• DATA FOR ANALYSIS:
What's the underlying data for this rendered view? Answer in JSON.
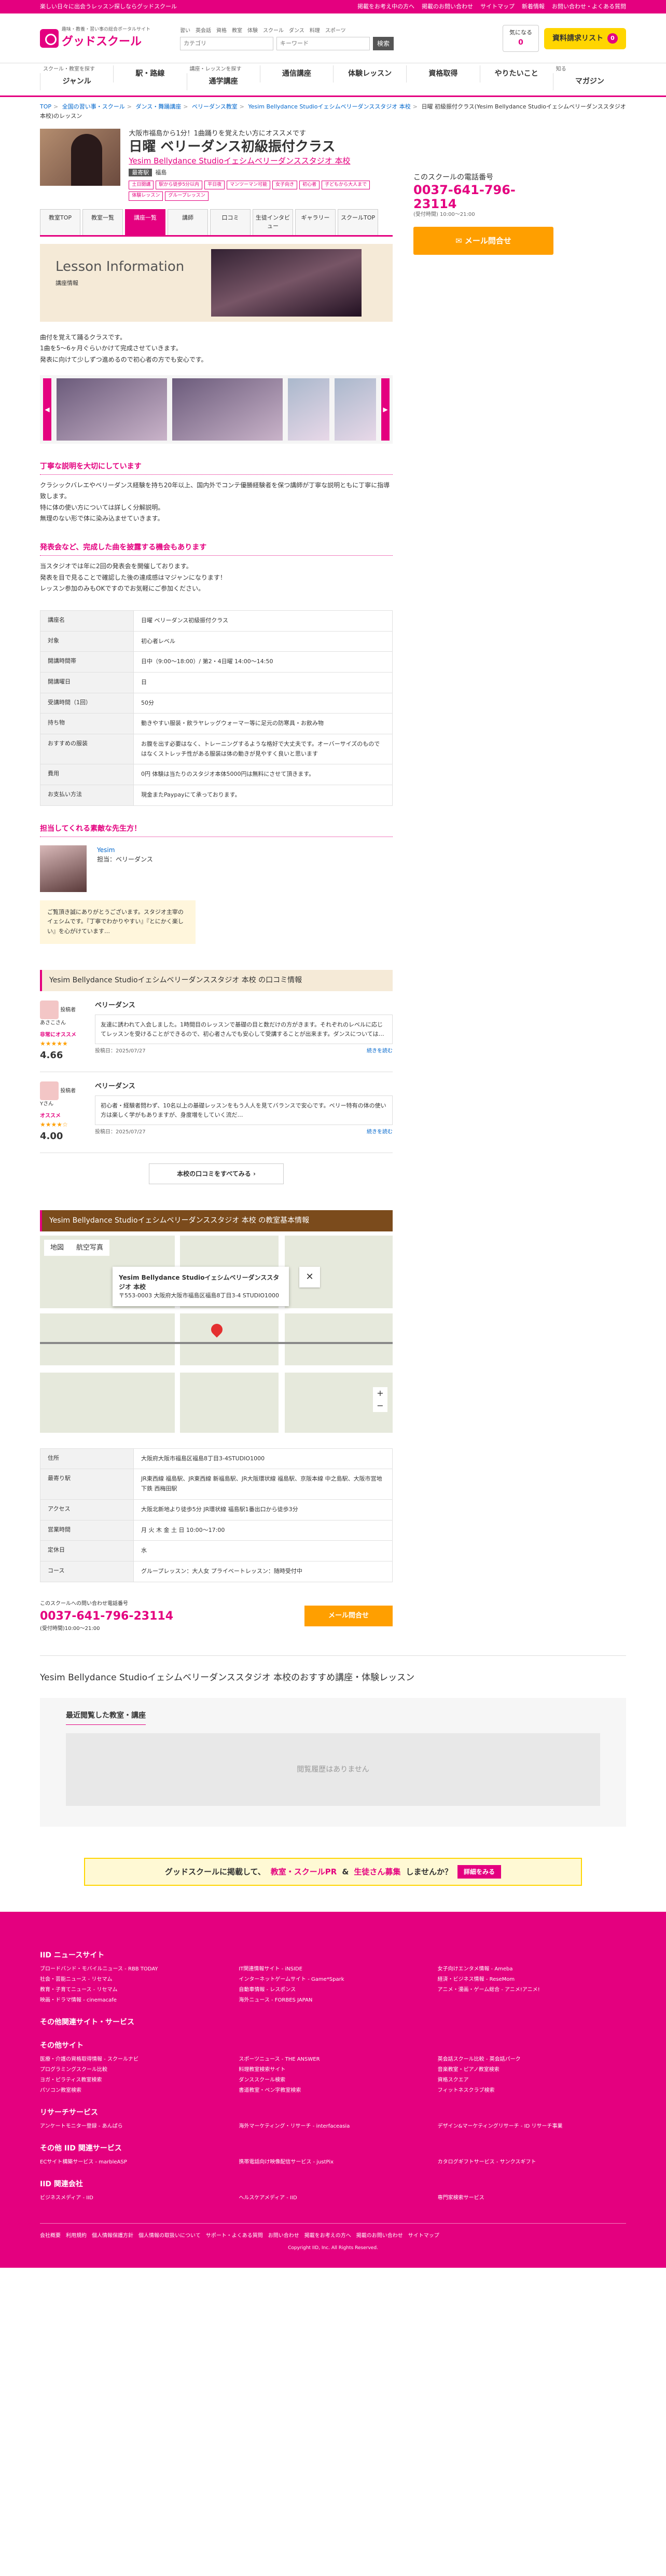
{
  "topbar": {
    "tagline": "楽しい日々に出会うレッスン探しならグッドスクール",
    "links": [
      "掲載をお考え中の方へ",
      "掲載のお問い合わせ",
      "サイトマップ",
      "新着情報",
      "お問い合わせ・よくある質問"
    ]
  },
  "header": {
    "logo_sub": "趣味・教養・習い事の総合ポータルサイト",
    "logo": "グッドスクール",
    "search_cats": [
      "習い",
      "英会話",
      "資格",
      "教室",
      "体験",
      "スクール",
      "ダンス",
      "料理",
      "スポーツ"
    ],
    "search_placeholder_1": "カテゴリ",
    "search_placeholder_2": "キーワード",
    "search_btn": "検索",
    "fav_label": "気になる",
    "fav_count": "0",
    "req_label": "資料請求リスト",
    "req_count": "0"
  },
  "gnav": [
    {
      "s": "スクール・教室を探す",
      "l": "ジャンル"
    },
    {
      "s": "",
      "l": "駅・路線"
    },
    {
      "s": "講座・レッスンを探す",
      "l": "通学講座"
    },
    {
      "s": "",
      "l": "通信講座"
    },
    {
      "s": "",
      "l": "体験レッスン"
    },
    {
      "s": "",
      "l": "資格取得"
    },
    {
      "s": "",
      "l": "やりたいこと"
    },
    {
      "s": "知る",
      "l": "マガジン"
    }
  ],
  "breadcrumb": [
    "TOP",
    "全国の習い事・スクール",
    "ダンス・舞踊講座",
    "ベリーダンス教室",
    "Yesim Bellydance Studioイェシムベリーダンススタジオ 本校"
  ],
  "breadcrumb_current": "日曜 初級振付クラス(Yesim Bellydance Studioイェシムベリーダンススタジオ本校)のレッスン",
  "course": {
    "sub": "大阪市福島から1分！1曲踊りを覚えたい方にオススメです",
    "title": "日曜 ベリーダンス初級振付クラス",
    "school": "Yesim Bellydance Studioイェシムベリーダンススタジオ 本校",
    "area_label": "最寄駅",
    "area": "福島",
    "tags": [
      "土日開講",
      "駅から徒歩5分以内",
      "平日夜",
      "マンツーマン可能",
      "女子向き",
      "初心者",
      "子どもから大人まで",
      "体験レッスン",
      "グループレッスン"
    ]
  },
  "tabs": [
    "教室TOP",
    "教室一覧",
    "講座一覧",
    "講師",
    "口コミ",
    "生徒インタビュー",
    "ギャラリー",
    "スクールTOP"
  ],
  "lesson": {
    "en": "Lesson Information",
    "jp": "講座情報",
    "intro": [
      "曲付を覚えて踊るクラスです。",
      "1曲を5〜6ヶ月ぐらいかけて完成させていきます。",
      "発表に向けて少しずつ進めるので初心者の方でも安心です。"
    ]
  },
  "sections": [
    {
      "h": "丁寧な説明を大切にしています",
      "t": [
        "クラシックバレエやベリーダンス経験を持ち20年以上、国内外でコンテ優勝経験者を保つ講師が丁寧な説明ともに丁寧に指導致します。",
        "特に体の使い方については詳しく分解説明。",
        "無理のない形で体に染み込ませていきます。"
      ]
    },
    {
      "h": "発表会など、完成した曲を披露する機会もあります",
      "t": [
        "当スタジオでは年に2回の発表会を開催しております。",
        "発表を目で見ることで確認した後の達成感はマジャンになります！",
        "レッスン参加のみもOKですのでお気軽にご参加ください。"
      ]
    }
  ],
  "details": [
    {
      "k": "講座名",
      "v": "日曜 ベリーダンス初級振付クラス"
    },
    {
      "k": "対象",
      "v": "初心者レベル"
    },
    {
      "k": "開講時間帯",
      "v": "日中（9:00〜18:00）/ 第2・4日曜 14:00〜14:50"
    },
    {
      "k": "開講曜日",
      "v": "日"
    },
    {
      "k": "受講時間（1回）",
      "v": "50分"
    },
    {
      "k": "持ち物",
      "v": "動きやすい服装・飲ラヤレッグウォーマー等に足元の防寒具・お飲み物"
    },
    {
      "k": "おすすめの服装",
      "v": "お腹を出す必要はなく、トレーニングするような格好で大丈夫です。オーバーサイズのものではなくストレッチ性がある服装は体の動きが見やすく良いと思います"
    },
    {
      "k": "費用",
      "v": "0円 体験は当たりのスタジオ本体5000円は無料にさせて頂きます。"
    },
    {
      "k": "お支払い方法",
      "v": "現金またPaypayにて承っております。"
    }
  ],
  "teacher": {
    "h": "担当してくれる素敵な先生方！",
    "name": "Yesim",
    "role": "担当：ベリーダンス",
    "msg": "ご覧頂き誠にありがとうございます。スタジオ主宰のイェシムです。『丁寧でわかりやすい』『とにかく楽しい』を心がけています…"
  },
  "reviews_head": "Yesim Bellydance Studioイェシムベリーダンススタジオ 本校 の口コミ情報",
  "reviews": [
    {
      "who": "投稿者",
      "name": "あさこさん",
      "badge": "非常にオススメ",
      "stars": "★★★★★",
      "score": "4.66",
      "title": "ベリーダンス",
      "body": "友達に誘われて入会しました。1時間目のレッスンで基礎の目と数だけの方がきます。それぞれのレベルに応じてレッスンを受けることができるので、初心者さんでも安心して受講することが出来ます。ダンスについては…",
      "date": "投稿日：2025/07/27",
      "more": "続きを読む"
    },
    {
      "who": "投稿者",
      "name": "Yさん",
      "badge": "オススメ",
      "stars": "★★★★☆",
      "score": "4.00",
      "title": "ベリーダンス",
      "body": "初心者・経験者問わず、10名以上の基礎レッスンをもう人人を見てバランスで安心です。ベリー特有の体の使い方は楽しく学がもありますが、身度増をしていく流だ…",
      "date": "投稿日：2025/07/27",
      "more": "続きを読む"
    }
  ],
  "all_reviews": "本校の口コミをすべてみる",
  "map_head": "Yesim Bellydance Studioイェシムベリーダンススタジオ 本校 の教室基本情報",
  "map": {
    "tab1": "地図",
    "tab2": "航空写真",
    "name": "Yesim Bellydance Studioイェシムベリーダンススタジオ 本校",
    "addr": "〒553-0003 大阪府大阪市福島区福島8丁目3-4 STUDIO1000",
    "close": "✕",
    "zoom_in": "+",
    "zoom_out": "−"
  },
  "info": [
    {
      "k": "住所",
      "v": "大阪府大阪市福島区福島8丁目3-4STUDIO1000"
    },
    {
      "k": "最寄り駅",
      "v": "JR東西線 福島駅、JR東西線 新福島駅、JR大阪環状線 福島駅、京阪本線 中之島駅、大阪市営地下鉄 西梅田駅"
    },
    {
      "k": "アクセス",
      "v": "大阪北新地より徒歩5分 JR環状線 福島駅1番出口から徒歩3分"
    },
    {
      "k": "営業時間",
      "v": "月 火 木 金 土 日 10:00〜17:00"
    },
    {
      "k": "定休日",
      "v": "水"
    },
    {
      "k": "コース",
      "v": "グループレッスン：大人女 プライベートレッスン：随時受付中"
    }
  ],
  "contact": {
    "lbl": "このスクールへの問い合わせ電話番号",
    "num": "0037-641-796-23114",
    "hrs": "(受付時間)10:00〜21:00",
    "btn": "メール問合せ"
  },
  "side": {
    "lbl": "このスクールの電話番号",
    "num": "0037-641-796-23114",
    "hrs": "(受付時間) 10:00〜21:00",
    "btn": "メール問合せ"
  },
  "rec_title": "Yesim Bellydance Studioイェシムベリーダンススタジオ 本校のおすすめ講座・体験レッスン",
  "recent_title": "最近閲覧した教室・講座",
  "recent_empty": "閲覧履歴はありません",
  "banner": {
    "a": "グッドスクールに掲載して、",
    "b": "教室・スクールPR",
    "c": "&",
    "d": "生徒さん募集",
    "e": "しませんか？",
    "go": "詳細をみる"
  },
  "footer": {
    "h1": "IID ニュースサイト",
    "g1": [
      "ブロードバンド・モバイルニュース - RBB TODAY",
      "IT関連情報サイト - iNSIDE",
      "女子向けエンタメ情報 - Ameba",
      "社会・芸能ニュース - リセマム",
      "インターネットゲームサイト - Game*Spark",
      "経済・ビジネス情報 - ReseMom",
      "教育・子育てニュース - リセマム",
      "自動車情報 - レスポンス",
      "アニメ・漫画・ゲーム総合 - アニメ!アニメ!",
      "映画・ドラマ情報 - cinemacafe",
      "海外ニュース - FORBES JAPAN"
    ],
    "h2": "その他関連サイト・サービス",
    "h3": "その他サイト",
    "g3": [
      "医療・介護の資格取得情報 - スクールナビ",
      "スポーツニュース - THE ANSWER",
      "英会話スクール比較 - 英会話パーク",
      "プログラミングスクール比較",
      "料理教室検索サイト",
      "音楽教室・ピアノ教室検索",
      "ヨガ・ピラティス教室検索",
      "ダンススクール検索",
      "資格スクエア",
      "パソコン教室検索",
      "書道教室・ペン字教室検索",
      "フィットネスクラブ検索"
    ],
    "h4": "リサーチサービス",
    "g4": [
      "アンケートモニター登録 - あんぱら",
      "海外マーケティング・リサーチ - interfaceasia",
      "デザイン&マーケティングリサーチ - ID リサーチ事業"
    ],
    "h5": "その他 IID 関連サービス",
    "g5": [
      "ECサイト構築サービス - marbleASP",
      "携帯電話向け映像配信サービス - justPix",
      "カタログギフトサービス - サンクスギフト"
    ],
    "h6": "IID 関連会社",
    "g6": [
      "ビジネスメディア - IID",
      "ヘルスケアメディア - IID",
      "専門家検索サービス"
    ],
    "bottom": [
      "会社概要",
      "利用規約",
      "個人情報保護方針",
      "個人情報の取扱いについて",
      "サポート・よくある質問",
      "お問い合わせ",
      "掲載をお考えの方へ",
      "掲載のお問い合わせ",
      "サイトマップ"
    ],
    "copy": "Copyright IID, Inc. All Rights Reserved."
  }
}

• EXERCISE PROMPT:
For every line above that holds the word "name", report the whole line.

• RESULT OF THIS EXERCISE:
    "name": "Yesim",
      "name": "あさこさん",
      "name": "Yさん",
    "name": "Yesim Bellydance Studioイェシムベリーダンススタジオ 本校",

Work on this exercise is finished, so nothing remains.